> Work instruction: Return the data in full, exactly as it was written.

Items from an interface collection:
↓
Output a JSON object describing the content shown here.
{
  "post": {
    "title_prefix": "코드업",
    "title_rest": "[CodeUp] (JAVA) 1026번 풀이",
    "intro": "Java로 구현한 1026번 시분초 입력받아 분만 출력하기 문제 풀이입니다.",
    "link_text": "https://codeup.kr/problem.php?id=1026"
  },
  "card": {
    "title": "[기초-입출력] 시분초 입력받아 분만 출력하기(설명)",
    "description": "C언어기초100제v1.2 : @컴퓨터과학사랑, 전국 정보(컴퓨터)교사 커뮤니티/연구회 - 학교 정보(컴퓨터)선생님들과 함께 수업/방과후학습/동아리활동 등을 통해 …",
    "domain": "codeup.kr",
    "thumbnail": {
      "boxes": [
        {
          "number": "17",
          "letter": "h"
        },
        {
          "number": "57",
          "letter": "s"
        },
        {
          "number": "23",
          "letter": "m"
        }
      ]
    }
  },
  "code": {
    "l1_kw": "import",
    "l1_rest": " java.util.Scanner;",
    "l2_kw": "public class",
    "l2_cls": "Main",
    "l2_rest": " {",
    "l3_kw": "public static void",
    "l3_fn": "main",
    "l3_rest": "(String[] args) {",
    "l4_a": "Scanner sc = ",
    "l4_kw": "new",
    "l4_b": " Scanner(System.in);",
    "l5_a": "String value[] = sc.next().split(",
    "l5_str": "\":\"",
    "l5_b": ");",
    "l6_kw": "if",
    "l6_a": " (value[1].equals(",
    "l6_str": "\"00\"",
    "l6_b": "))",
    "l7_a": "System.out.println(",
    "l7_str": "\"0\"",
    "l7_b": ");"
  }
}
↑
> Exercise result:
Output a JSON object describing the content shown here.
{
  "post": {
    "title_prefix": "코드업",
    "title_rest": "[CodeUp] (JAVA) 1026번 풀이",
    "intro": "Java로 구현한 1026번 시분초 입력받아 분만 출력하기 문제 풀이입니다.",
    "link_text": "https://codeup.kr/problem.php?id=1026"
  },
  "card": {
    "title": "[기초-입출력] 시분초 입력받아 분만 출력하기(설명)",
    "description": "C언어기초100제v1.2 : @컴퓨터과학사랑, 전국 정보(컴퓨터)교사 커뮤니티/연구회 - 학교 정보(컴퓨터)선생님들과 함께 수업/방과후학습/동아리활동 등을 통해 …",
    "domain": "codeup.kr",
    "thumbnail": {
      "boxes": [
        {
          "number": "17",
          "letter": "h"
        },
        {
          "number": "57",
          "letter": "s"
        },
        {
          "number": "23",
          "letter": "m"
        }
      ]
    }
  },
  "code": {
    "l1_kw": "import",
    "l1_rest": " java.util.Scanner;",
    "l2_kw": "public class",
    "l2_cls": "Main",
    "l2_rest": " {",
    "l3_kw": "public static void",
    "l3_fn": "main",
    "l3_rest": "(String[] args) {",
    "l4_a": "Scanner sc = ",
    "l4_kw": "new",
    "l4_b": " Scanner(System.in);",
    "l5_a": "String value[] = sc.next().split(",
    "l5_str": "\":\"",
    "l5_b": ");",
    "l6_kw": "if",
    "l6_a": " (value[1].equals(",
    "l6_str": "\"00\"",
    "l6_b": "))",
    "l7_a": "System.out.println(",
    "l7_str": "\"0\"",
    "l7_b": ");"
  }
}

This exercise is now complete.